My parents are old. I’m sure they won’t be all that pleased when they read this, but it is the god’s honest truth. My mother was 45 when I was born, and my father is seven years younger. There is this doorknob sign, like the kind that hang outside hotel rooms, that I made for her in elementary school. It’s purple foam and adorned with all these flowers, random bits, and the numbers 5 and 2, for her 52nd birthday. I have friends whose parents are that age now. When I was younger and every little different thing about me felt like a target, I was embarrassed about this. I’d known since I was 12 that when I turned 16, my mother would turn 60. The knowledge loomed over me for a while, which is odd considering she was the one nearing that milestone. I eventually realized that, of course, no one could give a shit, and that I didn’t either.
In some ways, though, it’s almost an advantage. My parents are great people. Like, really top-notch. And I don’t say that from the kindness of my heart, because my father’s ego is big enough without my inflating it. No, I say that because it is so true. My mother is the most sensitive person I know, with a huge heart to match. And my father is an asshole, but he does so much for everybody around him. It’s to the point where I can’t tell if he is just a really selfless dude or if he truly takes no joy in anything.
I went to the movies to see Lady Bird with a couple friends last year. I thought it was a bit extreme. The mother was overly nasty, unsupportive and stubborn, and the girl so dramatic. Now, my relationship with my mother is certainly not perfect, but it’s pretty damn good. Certainly when I was younger and sadder, more irritable, we did not get along that well. Her habit of talking to the cats or scraping her fork made me explode. I still get pissed when she talks for 10 minutes to say something I could have in one, but patience has never been my strong suit. Point being, she supports me pretty much unconditionally, and I can’t think of a single time she took a jab at me just to hurt me, or forbade something just because she didn’t understand it.
The best way I can describe it is like this: When we got out of Lady Bird, my friends both said, “Wow, that reminded me of my mom!” I truly don’t think I’ve ever been more thankful for my mother than I was at that moment.
I don’t attribute her disposition entirely to her age. The things my parents have been through have shaped them. It’s stuff I can barely imagine. Like, my mother grew up the eldest of seven kids, and the next oldest had Down’s, so she was doing a lot at a young age. She graduated in ’74, and I have this picture of her from that year with her school clubs on it. She was such an all-American girl: pretty, a cheerleader, the senior-class treasurer and a candidate for prom queen.
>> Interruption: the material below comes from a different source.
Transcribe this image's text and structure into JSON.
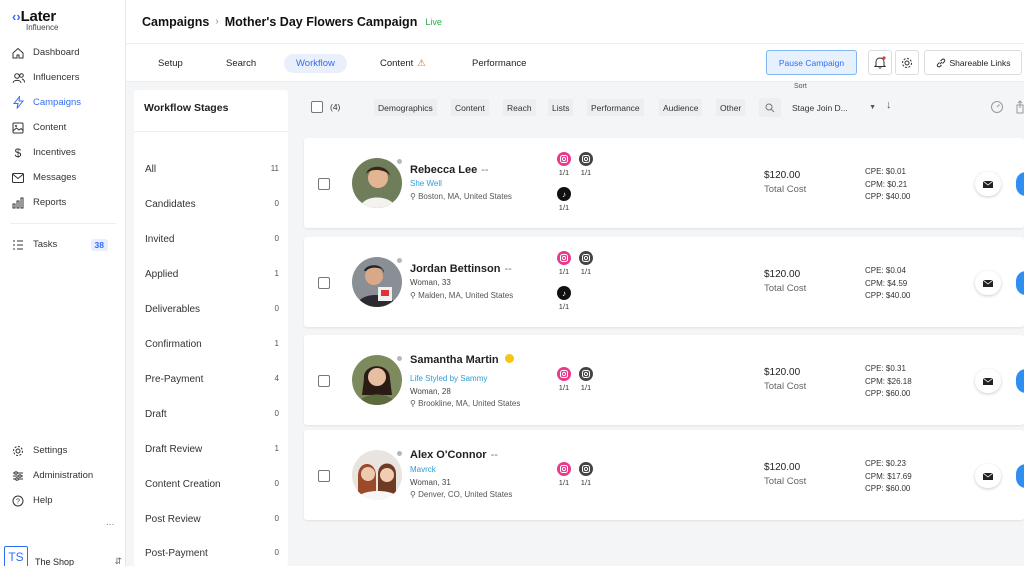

My father grew up in the suburbs of New York. When we visit the city, he talks about how much Times Square has changed, how it used to be seedy clubs and strip joints. He went to Nicaragua for a year, contracted hep on the way home. We have these wooden painted pins in our key drawer from the ’80s and ’90s, when they were involved in the Latin America liberation movement in Portland. My mother put herself through college and graduate school. My dad graduated with a degree in history from a very respectable school and then decided he wanted to be a carpenter.
In sum, I couldn’t be more glad to have old-as-shit parents. Sure, it adds to my overwhelming nostalgia and near-constant sense of existential dread, but it also gives me so much — their maturity, all the people they know, all the places they can show me or tell me about. We grew up knowing the librarians at Reiche and the crew at Videoport. The guys who worked for my dad where huge parts of my childhood. My parents have known my best friend’s parents since long before we were born. I’m not sure why I’m all sappy all of a sudden. It must be because this senior year is forcing me to think about my past and future so much. I’m already dreading when my parents read this. But whatever. I love ’em.